Listed records below:

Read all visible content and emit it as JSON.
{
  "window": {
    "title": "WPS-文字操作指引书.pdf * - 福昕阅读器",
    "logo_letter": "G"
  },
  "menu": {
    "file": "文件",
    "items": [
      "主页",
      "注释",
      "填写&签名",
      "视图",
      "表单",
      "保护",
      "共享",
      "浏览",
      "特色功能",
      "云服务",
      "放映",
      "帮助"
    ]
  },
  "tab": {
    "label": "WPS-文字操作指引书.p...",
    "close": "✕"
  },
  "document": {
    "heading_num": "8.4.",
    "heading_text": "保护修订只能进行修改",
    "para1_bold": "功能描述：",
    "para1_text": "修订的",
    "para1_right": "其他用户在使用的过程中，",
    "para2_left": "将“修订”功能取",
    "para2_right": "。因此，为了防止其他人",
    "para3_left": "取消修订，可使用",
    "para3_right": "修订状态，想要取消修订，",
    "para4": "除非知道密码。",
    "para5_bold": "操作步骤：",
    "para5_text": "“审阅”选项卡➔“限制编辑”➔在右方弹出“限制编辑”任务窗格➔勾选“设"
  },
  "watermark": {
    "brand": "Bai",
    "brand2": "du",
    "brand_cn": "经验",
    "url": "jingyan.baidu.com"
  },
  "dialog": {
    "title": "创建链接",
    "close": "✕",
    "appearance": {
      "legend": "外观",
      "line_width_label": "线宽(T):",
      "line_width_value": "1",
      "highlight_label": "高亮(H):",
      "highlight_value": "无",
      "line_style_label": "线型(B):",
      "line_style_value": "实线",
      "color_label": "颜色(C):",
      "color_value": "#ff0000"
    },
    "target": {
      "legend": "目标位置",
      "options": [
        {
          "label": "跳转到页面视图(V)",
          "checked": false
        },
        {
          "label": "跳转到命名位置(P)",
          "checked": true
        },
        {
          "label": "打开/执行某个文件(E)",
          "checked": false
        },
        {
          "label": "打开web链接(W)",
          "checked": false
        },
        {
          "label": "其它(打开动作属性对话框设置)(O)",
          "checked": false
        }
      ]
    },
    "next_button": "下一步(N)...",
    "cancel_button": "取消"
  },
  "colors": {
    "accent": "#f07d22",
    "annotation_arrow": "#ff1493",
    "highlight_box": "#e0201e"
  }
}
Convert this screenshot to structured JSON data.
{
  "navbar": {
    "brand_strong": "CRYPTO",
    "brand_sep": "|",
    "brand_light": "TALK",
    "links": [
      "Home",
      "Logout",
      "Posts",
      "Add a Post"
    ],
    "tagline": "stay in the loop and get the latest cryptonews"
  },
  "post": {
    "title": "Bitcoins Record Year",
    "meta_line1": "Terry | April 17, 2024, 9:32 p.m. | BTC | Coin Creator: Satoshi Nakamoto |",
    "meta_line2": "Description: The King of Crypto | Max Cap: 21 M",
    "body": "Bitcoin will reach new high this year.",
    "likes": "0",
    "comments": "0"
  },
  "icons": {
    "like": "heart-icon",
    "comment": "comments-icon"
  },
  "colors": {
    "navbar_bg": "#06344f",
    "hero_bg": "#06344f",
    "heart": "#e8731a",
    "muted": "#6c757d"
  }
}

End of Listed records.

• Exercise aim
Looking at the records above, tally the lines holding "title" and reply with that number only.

• Problem solution
3